To arouse such an aspiration, think deeply in your heart of the impermanence of the world. It is not a matter of meditating using some provisional method of contemplation. It is not a matter of fabricating in our heads that which does not really exist. Impermanence is truly the reality right in front of our eyes."
What is a Buddha?
What is a Buddha not?
Shakyamuni Buddha's Life Story
Zen Story - Like a Pile of Bullsh**

"Enlightenment, for a wave in the ocean,
is the moment the wave realises it is water."
Thich Nhat Hanh

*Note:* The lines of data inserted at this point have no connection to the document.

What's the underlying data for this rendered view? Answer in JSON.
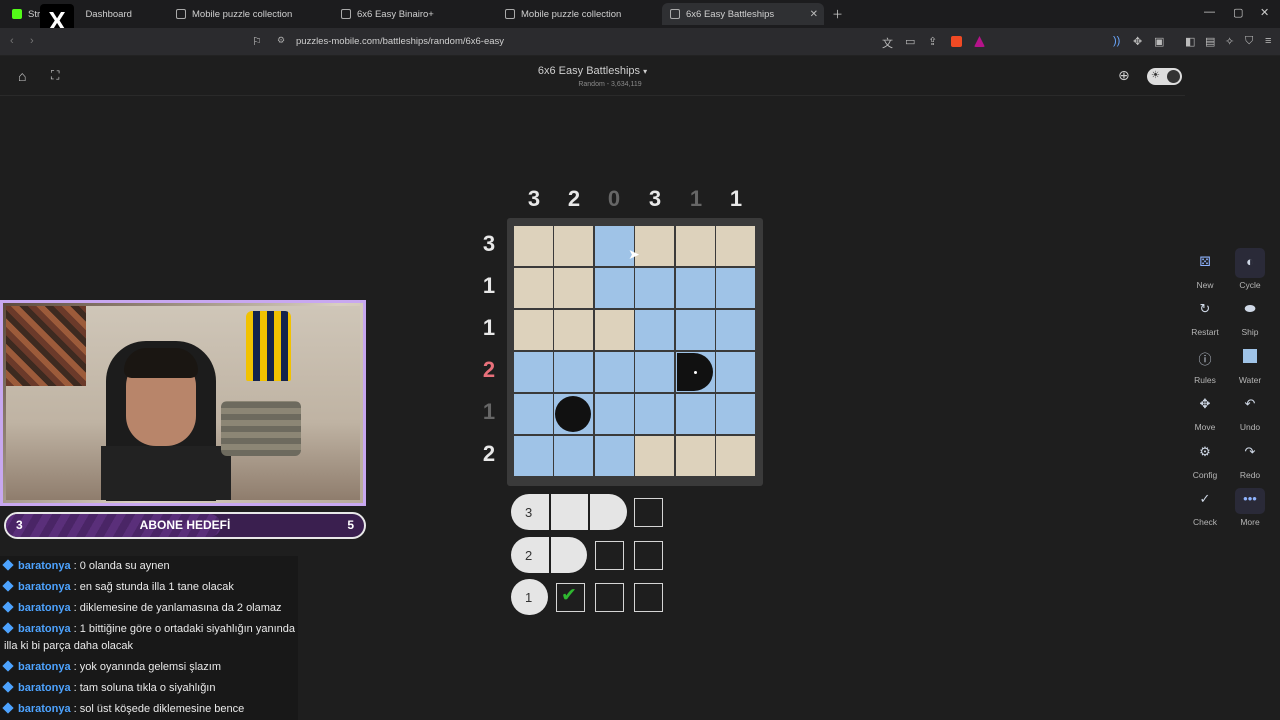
{
  "browser": {
    "tabs": [
      {
        "label": "Stre",
        "extra": "Dashboard"
      },
      {
        "label": "Mobile puzzle collection"
      },
      {
        "label": "6x6 Easy Binairo+"
      },
      {
        "label": "Mobile puzzle collection"
      },
      {
        "label": "6x6 Easy Battleships"
      }
    ],
    "url": "puzzles-mobile.com/battleships/random/6x6-easy"
  },
  "header": {
    "title": "6x6 Easy Battleships",
    "subtitle": "Random - 3,634,119"
  },
  "puzzle": {
    "col_clues": [
      "3",
      "2",
      "0",
      "3",
      "1",
      "1"
    ],
    "row_clues": [
      "3",
      "1",
      "1",
      "2",
      "1",
      "2"
    ],
    "fleet": [
      {
        "size": "3"
      },
      {
        "size": "2"
      },
      {
        "size": "1"
      }
    ]
  },
  "sidebar": {
    "new": "New",
    "cycle": "Cycle",
    "restart": "Restart",
    "ship": "Ship",
    "rules": "Rules",
    "water": "Water",
    "move": "Move",
    "undo": "Undo",
    "config": "Config",
    "redo": "Redo",
    "check": "Check",
    "more": "More"
  },
  "stream": {
    "goal_label": "ABONE HEDEFİ",
    "goal_current": "3",
    "goal_target": "5",
    "goal_progress": 0.6,
    "chat": [
      {
        "user": "baratonya",
        "msg": " : 0 olanda su aynen"
      },
      {
        "user": "baratonya",
        "msg": " : en sağ stunda illa 1 tane olacak"
      },
      {
        "user": "baratonya",
        "msg": " : diklemesine de yanlamasına da 2 olamaz"
      },
      {
        "user": "baratonya",
        "msg": " : 1 bittiğine göre o ortadaki siyahlığın yanında illa ki bi parça daha olacak"
      },
      {
        "user": "baratonya",
        "msg": " : yok oyanında gelemsi şlazım"
      },
      {
        "user": "baratonya",
        "msg": " : tam soluna tıkla o siyahlığın"
      },
      {
        "user": "baratonya",
        "msg": " : sol üst köşede diklemesine bence"
      }
    ]
  }
}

A Buddha is a person who has developed all positive qualities and eliminated all negative qualities. Buddha was an "ordinary" human like you and me before he became enlightened. Enlightenment is compared to awakening, as a person suddenly experiences a complete transformation of body and mind from sleeping to waking up. One could say that a Buddha represents the very peak of evolution, as he/she is omniscient or all-knowing.

"Our teacher, Sakyamuni Buddha, is one among the thousand Buddhas of this aeon. These Buddhas were not Buddhas from the beginning, but were once sentient beings like ourselves. How they came to be Buddhas is this.

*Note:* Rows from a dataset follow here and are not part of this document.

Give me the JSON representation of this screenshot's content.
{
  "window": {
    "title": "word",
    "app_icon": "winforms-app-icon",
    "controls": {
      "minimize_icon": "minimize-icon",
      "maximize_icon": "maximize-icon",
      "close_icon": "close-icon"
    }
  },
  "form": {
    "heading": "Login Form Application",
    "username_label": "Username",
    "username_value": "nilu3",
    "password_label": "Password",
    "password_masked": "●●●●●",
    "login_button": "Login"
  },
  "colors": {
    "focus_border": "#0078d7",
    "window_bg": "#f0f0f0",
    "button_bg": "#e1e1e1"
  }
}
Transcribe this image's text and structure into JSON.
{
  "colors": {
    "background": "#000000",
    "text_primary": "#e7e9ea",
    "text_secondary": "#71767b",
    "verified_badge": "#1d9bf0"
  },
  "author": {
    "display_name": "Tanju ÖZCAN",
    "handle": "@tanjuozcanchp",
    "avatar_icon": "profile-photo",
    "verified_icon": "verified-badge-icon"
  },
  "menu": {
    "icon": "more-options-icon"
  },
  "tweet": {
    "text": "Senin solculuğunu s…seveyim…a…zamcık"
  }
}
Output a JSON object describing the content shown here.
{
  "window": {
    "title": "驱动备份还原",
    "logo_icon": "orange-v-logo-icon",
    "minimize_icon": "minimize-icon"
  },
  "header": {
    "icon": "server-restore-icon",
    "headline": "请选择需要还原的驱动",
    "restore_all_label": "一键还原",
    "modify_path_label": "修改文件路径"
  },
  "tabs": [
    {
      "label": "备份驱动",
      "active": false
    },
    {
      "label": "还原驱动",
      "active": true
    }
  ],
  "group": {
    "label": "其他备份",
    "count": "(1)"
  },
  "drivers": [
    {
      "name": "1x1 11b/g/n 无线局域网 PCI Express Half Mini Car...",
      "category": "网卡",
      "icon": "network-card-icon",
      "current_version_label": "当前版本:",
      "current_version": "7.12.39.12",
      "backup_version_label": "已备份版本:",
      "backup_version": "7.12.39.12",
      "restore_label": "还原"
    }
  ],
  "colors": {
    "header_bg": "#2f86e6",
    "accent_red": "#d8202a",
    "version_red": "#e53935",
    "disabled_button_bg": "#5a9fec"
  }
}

Of body and mind, mind is predominant, for body and speech are under the influence of the mind. Afflictions such as desire do not contaminate the nature of the mind, for the nature of the mind is pure, uncontaminated by any taint. Afflictions are peripheral factors of a mind, and through gradually transforming all types of defects, such as these afflictions, the adventitious taints can be completely removed. This state of complete purification is Buddhahood; therefore, Buddhists do not assert that there is any Buddha who has been enlightened from the beginning."

His Holiness the Dalai Lama from 'The Buddhism of Tibet'

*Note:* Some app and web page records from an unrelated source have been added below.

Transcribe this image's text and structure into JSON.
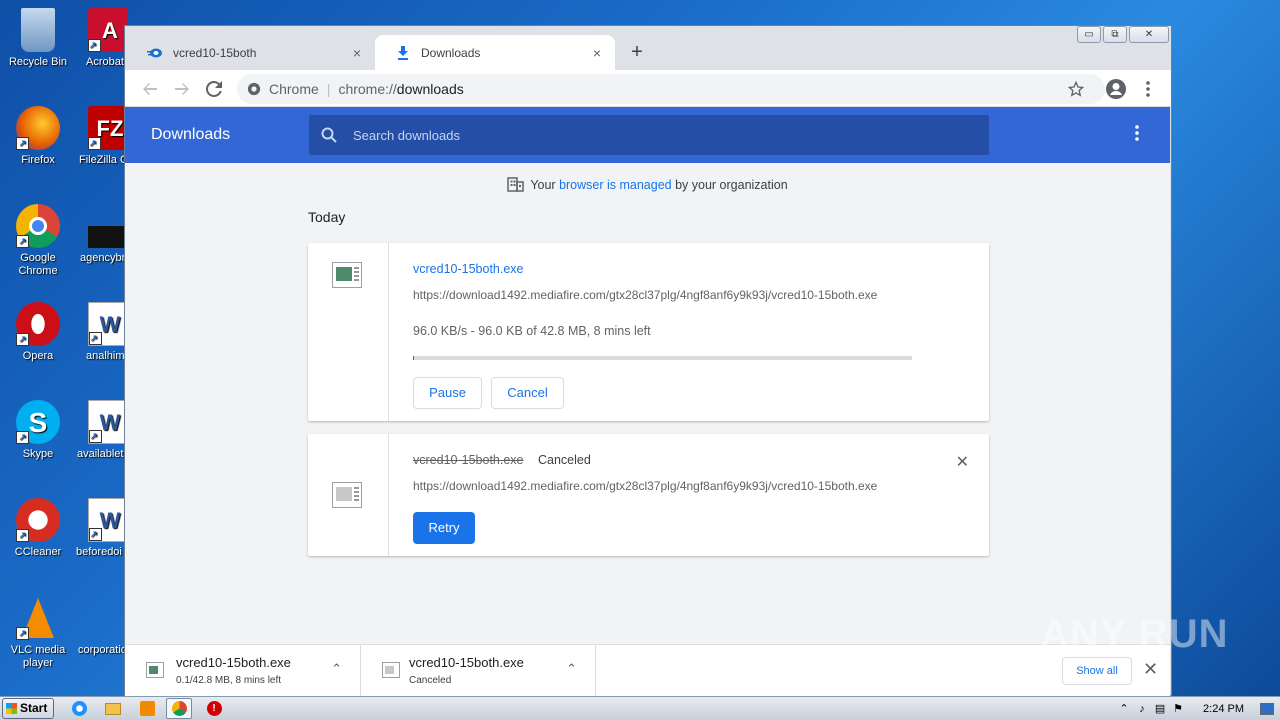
{
  "desktop": {
    "icons": [
      {
        "label": "Recycle Bin",
        "icon": "recycle-bin-icon",
        "color": "#8fb4d9"
      },
      {
        "label": "Firefox",
        "icon": "firefox-icon",
        "color": "#e66000"
      },
      {
        "label": "Google Chrome",
        "icon": "chrome-icon",
        "color": "#4285f4"
      },
      {
        "label": "Opera",
        "icon": "opera-icon",
        "color": "#cc0f16"
      },
      {
        "label": "Skype",
        "icon": "skype-icon",
        "color": "#00aff0"
      },
      {
        "label": "CCleaner",
        "icon": "ccleaner-icon",
        "color": "#d62d20"
      },
      {
        "label": "VLC media player",
        "icon": "vlc-icon",
        "color": "#f48b00"
      },
      {
        "label": "Acrobat Reader",
        "icon": "acrobat-icon",
        "color": "#c8102e"
      },
      {
        "label": "FileZilla C",
        "icon": "filezilla-icon",
        "color": "#bf0000"
      },
      {
        "label": "agencybr",
        "icon": "file-icon",
        "color": "#111111"
      },
      {
        "label": "analhim",
        "icon": "word-doc-icon",
        "color": "#2b579a"
      },
      {
        "label": "availablet",
        "icon": "word-doc-icon",
        "color": "#2b579a"
      },
      {
        "label": "beforedoi",
        "icon": "word-doc-icon",
        "color": "#2b579a"
      },
      {
        "label": "corporatio",
        "icon": "word-doc-icon",
        "color": "#2b579a"
      }
    ]
  },
  "browser": {
    "tabs": [
      {
        "title": "vcred10-15both",
        "close": "×"
      },
      {
        "title": "Downloads",
        "close": "×"
      }
    ],
    "new_tab": "+",
    "window_controls": {
      "minimize": "▭",
      "restore": "⧉",
      "close": "✕"
    },
    "omnibox": {
      "site": "Chrome",
      "url_scheme": "chrome://",
      "url_host": "downloads"
    }
  },
  "downloads_page": {
    "title": "Downloads",
    "search_placeholder": "Search downloads",
    "managed": {
      "prefix": "Your ",
      "link": "browser is managed",
      "suffix": " by your organization"
    },
    "section": "Today",
    "items": [
      {
        "filename": "vcred10-15both.exe",
        "url": "https://download1492.mediafire.com/gtx28cl37plg/4ngf8anf6y9k93j/vcred10-15both.exe",
        "progress_text": "96.0 KB/s - 96.0 KB of 42.8 MB, 8 mins left",
        "progress_fraction": 0.002,
        "pause_label": "Pause",
        "cancel_label": "Cancel"
      },
      {
        "filename": "vcred10-15both.exe",
        "status": "Canceled",
        "url": "https://download1492.mediafire.com/gtx28cl37plg/4ngf8anf6y9k93j/vcred10-15both.exe",
        "retry_label": "Retry",
        "remove": "✕"
      }
    ]
  },
  "shelf": {
    "items": [
      {
        "name": "vcred10-15both.exe",
        "status": "0.1/42.8 MB, 8 mins left",
        "chevron": "⌃"
      },
      {
        "name": "vcred10-15both.exe",
        "status": "Canceled",
        "chevron": "⌃"
      }
    ],
    "show_all": "Show all",
    "close": "✕"
  },
  "watermark": "ANY RUN",
  "taskbar": {
    "start_label": "Start",
    "apps": [
      {
        "icon": "ie-icon",
        "color": "#1e90ff"
      },
      {
        "icon": "explorer-folder-icon",
        "color": "#f2c24d"
      },
      {
        "icon": "media-player-icon",
        "color": "#f08a00"
      },
      {
        "icon": "chrome-icon",
        "color": "#4285f4"
      },
      {
        "icon": "stop-icon",
        "color": "#d40000"
      }
    ],
    "clock": "2:24 PM"
  },
  "colors": {
    "accent": "#1a73e8",
    "header_blue": "#3367d6"
  }
}
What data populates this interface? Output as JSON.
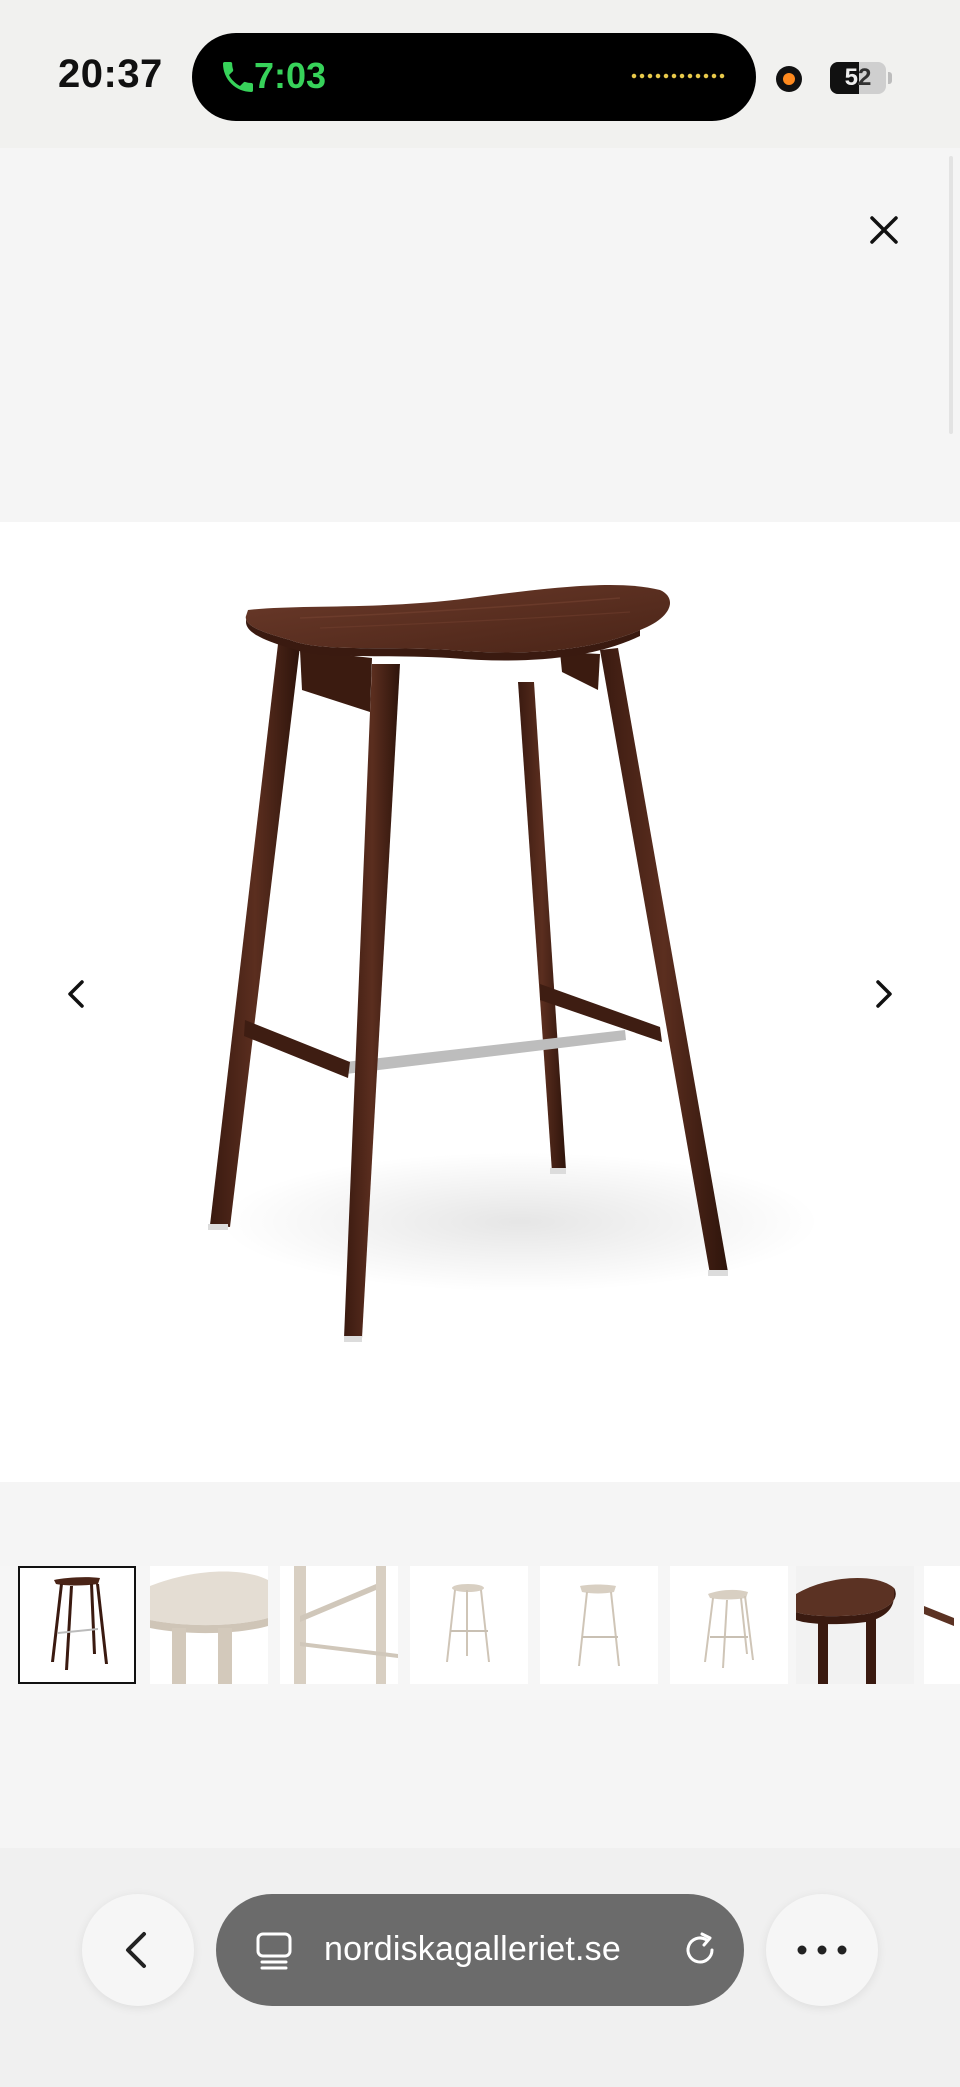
{
  "status_bar": {
    "time": "20:37",
    "call_time": "7:03",
    "battery_level": "52",
    "battery_fraction": 0.52
  },
  "viewer": {
    "close_icon": "close-icon",
    "prev_icon": "chevron-left-icon",
    "next_icon": "chevron-right-icon",
    "product_colors": {
      "walnut": "#4a2417",
      "ash": "#d8cfc2",
      "steel": "#b8b8b8"
    }
  },
  "thumbnails": [
    {
      "variant": "walnut-stool",
      "active": true
    },
    {
      "variant": "ash-seat-closeup",
      "active": false
    },
    {
      "variant": "ash-leg-detail",
      "active": false
    },
    {
      "variant": "ash-stool-front",
      "active": false
    },
    {
      "variant": "ash-stool-side",
      "active": false
    },
    {
      "variant": "ash-stool-angle",
      "active": false
    },
    {
      "variant": "walnut-seat-closeup",
      "active": false
    },
    {
      "variant": "walnut-edge-detail",
      "active": false
    }
  ],
  "browser": {
    "url": "nordiskagalleriet.se",
    "back_icon": "chevron-left-icon",
    "tabs_icon": "tabs-icon",
    "reload_icon": "reload-icon",
    "more_icon": "more-icon"
  }
}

The historical Buddha, Shakyamuni or Gautama Buddha, lived about 2,500 years ago in India. However, he was not the first Buddha, and will not be the last either. He taught that during this eon (very long time period, maybe comparable to the life-time of the universe as we know it), there would be 1,000 fully enlightened Buddhas who would introduce Buddhism (after it has been totally forgotten). The numbers one to three in this eon are Krakucchanda, Kanakamuni, Kashyapa, then comes Shakyamuni (the historical Buddha some 2,500 years ago), and the next Buddha will be called Maitreya. [1]


A Buddha is not the creator of the universe, like "God" in the Christian-Judeo-Islamic sense. In fact, there is no creator of the universe given in Buddhist philosophy apart from the karma (actions) of sentient beings (beings with a mind like huans and animals).

The Buddha is not omnipotent (all-powerful) like the Christian-Judeo-Islamic "God". (The simple reason is that if he were, out of compassion, he would have long released all sentient beings from suffering.) The state of a Buddha is not impossible to reach (although it may take many lives and extensive effort).

A Buddha is not hindered by ignorance, but is omniscient (knows everything).

A Buddha is not a passive being; he will use his wisdom to help to other living beings when they are open to his advice.


Prince Siddharta Gautama was born some 2,500 years ago as a prince in what is now called Lumbini in Nepal. At his birth, many special signs appeared. His father asked a sage living in his kingdom for advice on his son. The sage predicted that Gautama would become either a great King or a great spiritual teacher.

The King wanted his son to be his successor and tried to keep him far away from all matters of life that could incline him to a spiritual life. Gautama usually spent his life in his father's palace, surrounded by all the possible luxuries of the time. He proved to be a special child, being quite intelligent as well as an excellent sportsman. He married to a beautiful woman he loved, and they had a son.

When Gautama was 29 years old, he discovered there was much suffering in the world around him. Traditionally it is explained that he suddenly recognised the problems of sickness, old age and death when visiting the city. Being shocked by the suffering of all living beings, he decided to search for way to end it. He left his wife and child, the palace and even his royal clothes, and started out on a spiritual quest.

Gautama studied under various teachers and followed their practices until he mastered them all. His first teacher was Alara Kalama who